The concept of mimesis is situated mainly in the field of aesthetics. Its relevance to the philosophy of nature must be considered from an aesthetic and historical perspective, since it has constantly been present in the histories of philosophy and art. This text focuses only on some important moments: Plato and Aristotle; modernity (essentially German idealism and Romanticism); the modern concept of representation as distinct from mimesis; and the debate that occurred during the twentieth century regarding the ontological and aesthetic status of mimesis. The aim of this article is to provide a theoretical framework that can place the concept of mimesis within the current debate surrounding the philosophy of nature, by showing the different relations that this concept has established between art and nature. For this purpose, the concept of mimesis is identified here by two of its fundamental attributes: its ontological commitment to name and to signify the world, and its construction of meaning depending on internal coherence.
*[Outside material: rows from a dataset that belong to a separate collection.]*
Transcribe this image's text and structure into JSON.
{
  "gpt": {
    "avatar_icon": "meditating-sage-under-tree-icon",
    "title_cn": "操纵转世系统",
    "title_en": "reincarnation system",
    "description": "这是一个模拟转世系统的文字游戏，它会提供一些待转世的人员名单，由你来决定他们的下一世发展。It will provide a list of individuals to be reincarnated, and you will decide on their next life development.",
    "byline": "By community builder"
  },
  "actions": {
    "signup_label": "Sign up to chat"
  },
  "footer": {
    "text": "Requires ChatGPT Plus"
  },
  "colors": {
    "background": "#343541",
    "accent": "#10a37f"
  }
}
This work is licensed under a Creative Commons Attribution-NoDerivatives 4.0 International License.